-------- DATA PROVIDED

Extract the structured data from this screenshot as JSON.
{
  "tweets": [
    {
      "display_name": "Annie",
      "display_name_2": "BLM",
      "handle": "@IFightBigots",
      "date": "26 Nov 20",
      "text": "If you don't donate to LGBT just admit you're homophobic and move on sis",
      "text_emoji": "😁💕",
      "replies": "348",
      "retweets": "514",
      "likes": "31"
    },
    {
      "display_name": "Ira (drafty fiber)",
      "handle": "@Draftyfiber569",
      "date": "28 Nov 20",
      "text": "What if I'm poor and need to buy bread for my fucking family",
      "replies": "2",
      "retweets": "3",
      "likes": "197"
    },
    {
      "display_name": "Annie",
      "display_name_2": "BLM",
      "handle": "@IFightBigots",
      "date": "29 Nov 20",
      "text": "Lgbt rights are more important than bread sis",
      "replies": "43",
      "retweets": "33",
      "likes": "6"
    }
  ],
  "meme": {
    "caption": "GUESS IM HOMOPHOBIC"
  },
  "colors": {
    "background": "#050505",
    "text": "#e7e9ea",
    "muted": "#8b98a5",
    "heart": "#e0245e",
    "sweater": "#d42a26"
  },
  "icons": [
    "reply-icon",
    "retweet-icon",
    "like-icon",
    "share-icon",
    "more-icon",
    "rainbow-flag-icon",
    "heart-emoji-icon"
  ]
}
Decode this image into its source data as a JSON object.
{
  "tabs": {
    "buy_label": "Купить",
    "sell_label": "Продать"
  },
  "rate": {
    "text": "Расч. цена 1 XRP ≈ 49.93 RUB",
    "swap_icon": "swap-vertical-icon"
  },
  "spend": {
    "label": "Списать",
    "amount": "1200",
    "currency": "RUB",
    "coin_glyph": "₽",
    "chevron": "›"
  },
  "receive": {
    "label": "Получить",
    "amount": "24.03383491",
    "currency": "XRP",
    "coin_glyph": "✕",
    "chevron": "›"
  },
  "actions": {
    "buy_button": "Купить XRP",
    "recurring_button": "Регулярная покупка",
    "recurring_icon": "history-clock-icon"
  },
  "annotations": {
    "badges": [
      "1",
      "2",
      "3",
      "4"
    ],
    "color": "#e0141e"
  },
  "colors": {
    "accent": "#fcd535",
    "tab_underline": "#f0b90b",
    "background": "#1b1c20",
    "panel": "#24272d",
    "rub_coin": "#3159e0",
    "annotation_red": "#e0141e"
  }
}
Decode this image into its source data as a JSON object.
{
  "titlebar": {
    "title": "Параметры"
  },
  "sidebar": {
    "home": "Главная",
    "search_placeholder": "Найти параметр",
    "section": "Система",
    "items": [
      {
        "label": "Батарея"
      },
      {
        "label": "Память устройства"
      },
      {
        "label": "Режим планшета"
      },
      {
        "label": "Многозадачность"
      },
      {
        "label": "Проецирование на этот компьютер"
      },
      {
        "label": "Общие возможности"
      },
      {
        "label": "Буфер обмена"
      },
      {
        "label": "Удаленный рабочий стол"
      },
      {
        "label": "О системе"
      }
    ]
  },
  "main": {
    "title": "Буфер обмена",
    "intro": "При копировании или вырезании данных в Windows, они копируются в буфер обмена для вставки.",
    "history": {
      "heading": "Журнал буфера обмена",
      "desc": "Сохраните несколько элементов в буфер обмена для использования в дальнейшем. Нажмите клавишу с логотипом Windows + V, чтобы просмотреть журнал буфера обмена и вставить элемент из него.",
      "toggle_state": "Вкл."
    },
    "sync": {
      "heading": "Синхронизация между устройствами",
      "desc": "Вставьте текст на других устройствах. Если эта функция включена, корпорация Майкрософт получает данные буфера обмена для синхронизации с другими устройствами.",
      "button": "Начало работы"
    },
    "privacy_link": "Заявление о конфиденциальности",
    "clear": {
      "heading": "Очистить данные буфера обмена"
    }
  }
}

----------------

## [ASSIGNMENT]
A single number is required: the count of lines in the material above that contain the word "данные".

## [OUTPUT FOR THIS EXERCISE]
2